Wednesday, July 29, 2015

Pocket Charts: Creative Ways to Organize Your Pre-K Classroom!

           In my elementary school teaching days, I used a lot of pocket charts. You know, the huge deep blue ones that cost a ton of money each. They were useful for writing things on sentence strips. They were also used for calendars and other classroom activities. However, when I switched to Pre-K, I found they took up space I didn't have, and I couldn't use them in the same way.
           Recently, I have fallen in love with the smaller, colorful, cheaper pocket charts. I find that they are more useful in a Pre-K setting. AND they are only $1 each! They are available at your local Target Dollar Spot for Back to School, or even sometimes at Dollar Tree in the teacher section. I have come up with several ways to use them in the classroom to aid in organization, as well as integrating them into the classroom routine.

            1. Job Chart
                *To make this chart, I bought the colored strips that fit this chart, also just $1. Then I found clip art online to match each job that I had. I attached the picture to the strip And then wrote the title next to each. I hung them side by side because of the location I wanted it to be. Then I added the "Helping Hands" border at the end.

            2. Schedule
                * This is a visual schedule for the students to manipulate each day. I started by writing down each main section of our day. I left off the clock time to allow for adjustment. It makes it easier to move the activities in case of an early release day or special events. Besides, most 4 year olds understand time as a sequence of events, not numbers on a clock. I added pictures of my students doing each activity to help them "read" each part of the day. To finish it off, I added a clock border. The student with the job of "Time Keeper" moves the car down the schedule throughout the day. I have it located near my circle time area so that it is easy for everyone to see.

         3. Small Group Organization
             *This pocket chart is located at our circle time. We review it each morning meeting so the students know which small group activity to go to for the day, following our morning meeting. I have the teacher names for the two teacher directed activities. Then I draw pictures of the independent activities. For the most part, every student does every activity through the week, though sometimes modified for their needs. Each day I rotate the activity cards by moving it up one row. I use the students pictures (index size and laminated) to make up each group. This makes it easy to switch out students so that the groups can be arranged by ability. I change groups at least monthly based on the growth of individuals.
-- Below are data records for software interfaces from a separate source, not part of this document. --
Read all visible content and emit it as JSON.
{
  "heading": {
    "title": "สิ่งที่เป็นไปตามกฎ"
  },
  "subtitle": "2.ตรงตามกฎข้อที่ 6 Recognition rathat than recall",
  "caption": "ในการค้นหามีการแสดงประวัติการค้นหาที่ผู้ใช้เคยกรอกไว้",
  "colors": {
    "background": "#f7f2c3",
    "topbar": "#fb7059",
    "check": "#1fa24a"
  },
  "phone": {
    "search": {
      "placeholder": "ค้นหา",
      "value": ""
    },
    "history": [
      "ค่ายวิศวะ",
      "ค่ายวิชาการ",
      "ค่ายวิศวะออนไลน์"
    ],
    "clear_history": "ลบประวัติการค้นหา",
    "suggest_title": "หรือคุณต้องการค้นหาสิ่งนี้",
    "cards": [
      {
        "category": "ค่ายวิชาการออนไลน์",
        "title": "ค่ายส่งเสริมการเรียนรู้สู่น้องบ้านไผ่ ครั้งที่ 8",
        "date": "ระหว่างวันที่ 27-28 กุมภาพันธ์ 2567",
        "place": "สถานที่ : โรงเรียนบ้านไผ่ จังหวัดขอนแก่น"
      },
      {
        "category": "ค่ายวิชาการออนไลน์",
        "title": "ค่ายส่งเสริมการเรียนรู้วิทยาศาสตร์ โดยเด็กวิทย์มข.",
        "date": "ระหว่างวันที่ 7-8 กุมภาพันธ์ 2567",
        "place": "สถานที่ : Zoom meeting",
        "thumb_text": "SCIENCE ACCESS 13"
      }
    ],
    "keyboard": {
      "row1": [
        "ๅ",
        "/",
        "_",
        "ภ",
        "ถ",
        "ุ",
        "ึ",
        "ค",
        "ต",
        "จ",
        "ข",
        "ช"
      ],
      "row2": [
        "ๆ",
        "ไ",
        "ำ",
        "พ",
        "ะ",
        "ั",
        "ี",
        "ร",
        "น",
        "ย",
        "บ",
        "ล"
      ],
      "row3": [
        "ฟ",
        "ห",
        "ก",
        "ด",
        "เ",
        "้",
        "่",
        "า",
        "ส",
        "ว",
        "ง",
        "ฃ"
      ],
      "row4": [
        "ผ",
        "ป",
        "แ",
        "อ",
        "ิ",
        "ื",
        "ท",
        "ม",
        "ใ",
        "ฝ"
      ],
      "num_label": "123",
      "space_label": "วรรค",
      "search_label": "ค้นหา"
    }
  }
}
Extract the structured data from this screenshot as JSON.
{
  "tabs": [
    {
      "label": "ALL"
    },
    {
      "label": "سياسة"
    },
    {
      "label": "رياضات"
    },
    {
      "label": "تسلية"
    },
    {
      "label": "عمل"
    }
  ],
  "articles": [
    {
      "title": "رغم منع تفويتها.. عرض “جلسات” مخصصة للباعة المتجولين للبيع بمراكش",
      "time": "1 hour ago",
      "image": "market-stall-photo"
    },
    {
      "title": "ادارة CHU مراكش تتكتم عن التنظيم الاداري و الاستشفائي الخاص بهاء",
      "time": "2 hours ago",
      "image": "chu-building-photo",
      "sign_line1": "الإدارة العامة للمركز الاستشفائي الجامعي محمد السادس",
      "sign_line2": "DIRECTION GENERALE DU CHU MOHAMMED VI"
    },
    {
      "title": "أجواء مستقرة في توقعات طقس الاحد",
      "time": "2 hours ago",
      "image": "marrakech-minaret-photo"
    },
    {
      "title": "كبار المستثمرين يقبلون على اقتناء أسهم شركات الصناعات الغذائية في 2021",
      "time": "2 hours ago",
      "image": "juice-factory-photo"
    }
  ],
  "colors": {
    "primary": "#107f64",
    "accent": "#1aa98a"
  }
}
         4. Center Signs
             *These charts are located in each center. For the first few months of school, they will be used to show the name of the center and show pictures of what can be done in each center. Pictured below is the one for the Block Center. We will go over the chart during the first few weeks of school during our small groups times. This is where we take a smaller group and introduce each center, the materials in it, how to use it, and how to clean up.

                *After we are well into the routines of the classroom (2-3 months into school), we will turn the center signs into various pocket chart games. I will post another article once we are into school to show different types of games I use.

         So RUN, don't walk, to your local Target to stock up on these great pocket charts! I mostly chose the blue charts to go with my wall color,  but there are more colors. Even if you still don't have an idea for them yet, get them. They do go quickly!